As school starts, I am reminded of my youngest child’s first day of kindergarten. The poor child had 5 stitches in his right heel from an unfortunate accident with a metal door plate. He turned 6 years old a few days before school started and he was using a walker which gave a little extra stability than crutches. He was standing in line with the other kids outside the kindergarten room. All the parents were standing a couple of paces away from their kids anxiously awaiting the bell to ring.
My husband and I were old hats at this as he is our third child. The backpack was full, the emergency card was signed and his lunch was packed. We did our part and now off he went. I had a moment of misty-eyed “My baby is growing up” motherly emotions, but it passed and off we went to spend the day alone, childless and enjoying it.
In the afternoon, we returned to pick him up and the teacher was standing next to him. As we walked up, excited to see him and hear how his first day of school went, the teacher stepped up to talk to us. (Now after two other boys, I took this as a sign that there was a ‘talking to’ in my youngest son’s future.) The teacher hugged me and said, “Thank you so much for preparing him for school.” She had spent the day with kids yelling, misbehaving and jumping on the furniture. My son, confined as he was because of his foot, was patient but helpful. He waited until someone was available to help him to get his lunch or binder. He waited until he was called on. We couldn’t have been prouder of our son.

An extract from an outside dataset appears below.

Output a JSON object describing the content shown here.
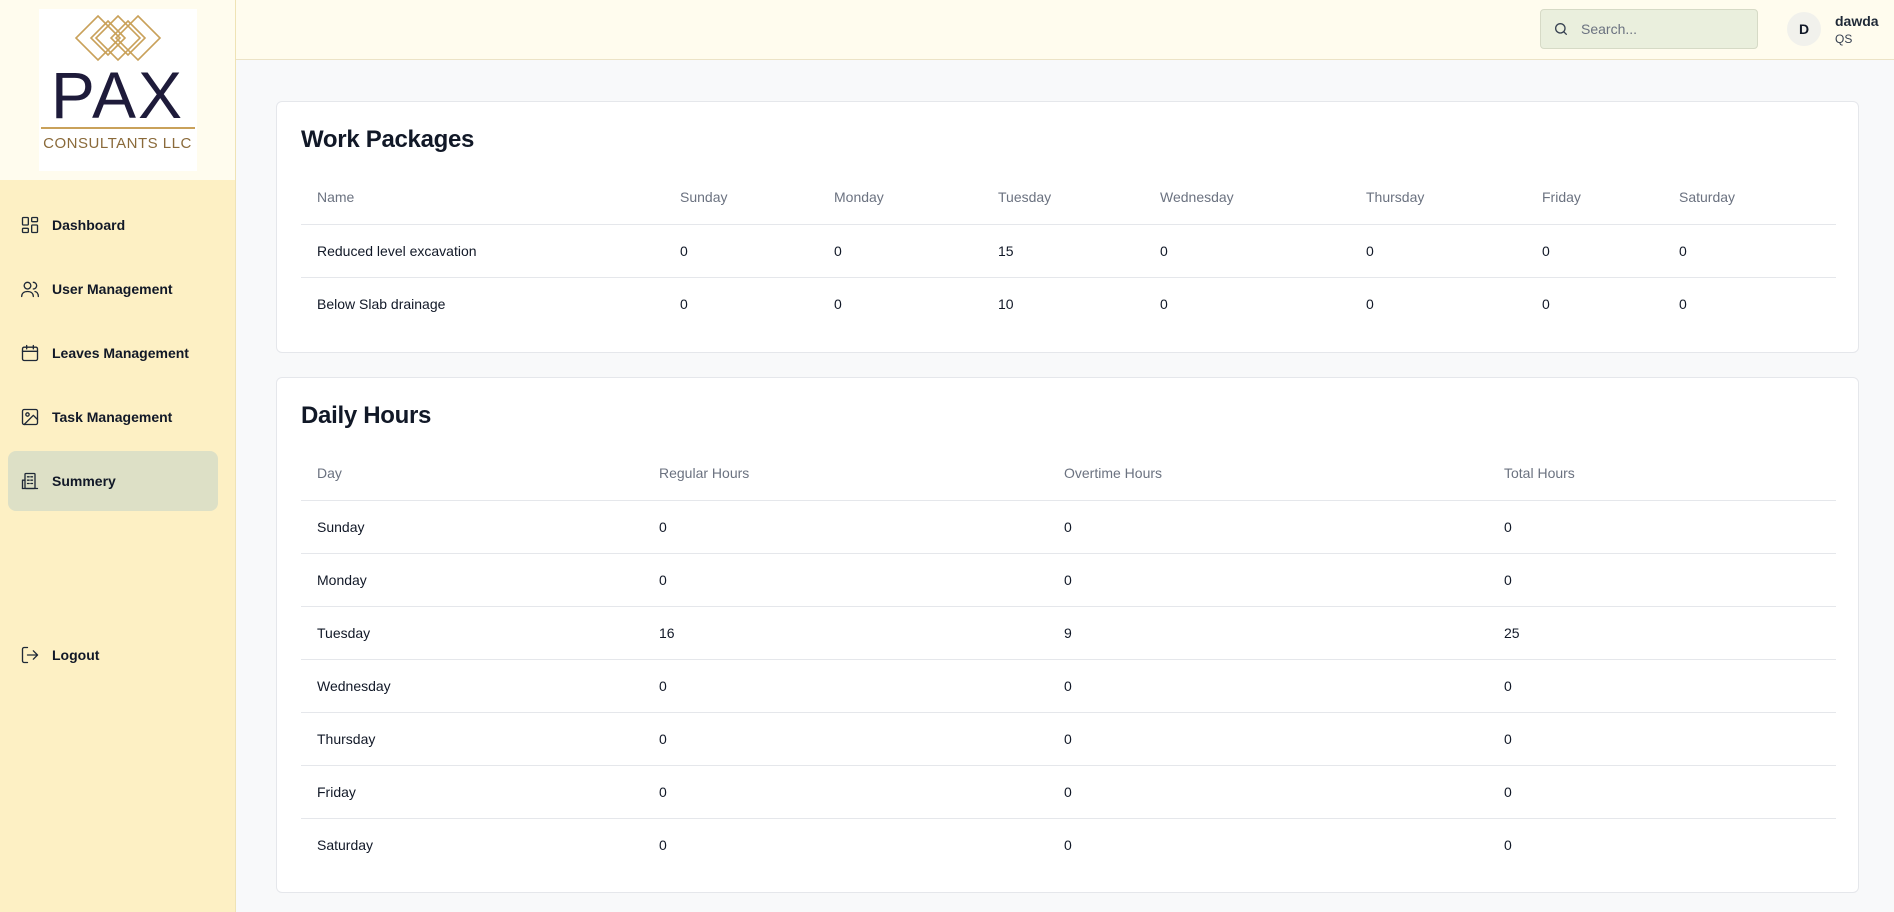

I hear so much about schools needing to do better. They have tests to measure how the teachers are performing and there’s more and more scrutiny on the schools’ performance. But what about the parents? Where is the accountability for the parents to prepare their children?
Here are a few things that parents can do to prepare their children for school: